In this article in the Guardian, Jefferson Pooley, associate professor in media and communication at Muhlenberg College, Pennsylvania makes the outlandish claim that “we need book formats we can annotate, search, print and share.” In short, scholars need ebooks they can use. Sadly, he argues this is currently impossible. He is unhappy about monographs using epub and being restricted by DRM making them painful to read and use. Interestingly, open access is not his main beef. He points out that “most academic journals and books have a price, and yet journal articles – once they’re bought directly or through institutional subscriptions – arrive as encumbrance-free PDF files.” However, he complains that monographs are a far different story. Publishers are still locking “books down, and then distribute them in proprietary and incompatible formats.” His issue seems to be flexibility of use, not cost.
After enumerating the multiple ways in which DRM restricts use and access, he points to a “refreshing contrast to existing models.” He notes that with “JSTOR’s new books initiative … libraries can opt to purchase ‘multi-user’ book licenses that permit its readers to download DRM-free PDF chapters as often as they want. In other words, “a multi-user book “behaves just like journal content on JSTOR”. Mr Pooley also points to other signs of progress as “Project MUSE, …, hosts a similar initiative, as does Oxford University Press.”

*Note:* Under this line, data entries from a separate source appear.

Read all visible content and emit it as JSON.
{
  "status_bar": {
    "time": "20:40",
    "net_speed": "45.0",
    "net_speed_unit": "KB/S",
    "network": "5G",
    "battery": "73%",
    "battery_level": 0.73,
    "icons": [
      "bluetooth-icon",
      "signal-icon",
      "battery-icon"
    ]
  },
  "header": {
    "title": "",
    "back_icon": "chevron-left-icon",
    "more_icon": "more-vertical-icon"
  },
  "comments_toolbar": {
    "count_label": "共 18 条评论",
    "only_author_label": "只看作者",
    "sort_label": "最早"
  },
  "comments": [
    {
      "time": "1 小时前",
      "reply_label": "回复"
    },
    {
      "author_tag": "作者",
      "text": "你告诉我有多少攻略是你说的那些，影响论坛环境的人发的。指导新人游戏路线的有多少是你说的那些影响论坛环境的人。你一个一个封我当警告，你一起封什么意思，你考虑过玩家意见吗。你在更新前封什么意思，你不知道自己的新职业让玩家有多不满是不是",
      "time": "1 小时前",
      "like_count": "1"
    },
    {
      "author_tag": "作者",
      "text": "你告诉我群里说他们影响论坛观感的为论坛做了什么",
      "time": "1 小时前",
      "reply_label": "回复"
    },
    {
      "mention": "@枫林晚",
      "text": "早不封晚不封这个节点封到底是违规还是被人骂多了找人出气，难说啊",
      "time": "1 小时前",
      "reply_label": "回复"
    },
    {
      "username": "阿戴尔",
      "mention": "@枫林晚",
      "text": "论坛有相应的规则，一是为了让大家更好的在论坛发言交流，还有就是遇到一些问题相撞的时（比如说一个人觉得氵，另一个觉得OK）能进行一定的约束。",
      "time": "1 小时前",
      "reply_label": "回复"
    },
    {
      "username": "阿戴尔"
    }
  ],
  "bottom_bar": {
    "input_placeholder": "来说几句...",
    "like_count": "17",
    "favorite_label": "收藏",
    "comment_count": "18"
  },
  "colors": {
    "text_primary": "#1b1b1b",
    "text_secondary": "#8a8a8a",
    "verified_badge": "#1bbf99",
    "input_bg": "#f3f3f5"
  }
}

Of course, Mr. Pooley makes a number of other interesting observations about DRM and what he perceives as its negative impact on ebook use. Obviously, to get the full story you’ll need to read his article. But don’t worry, it’s worth it.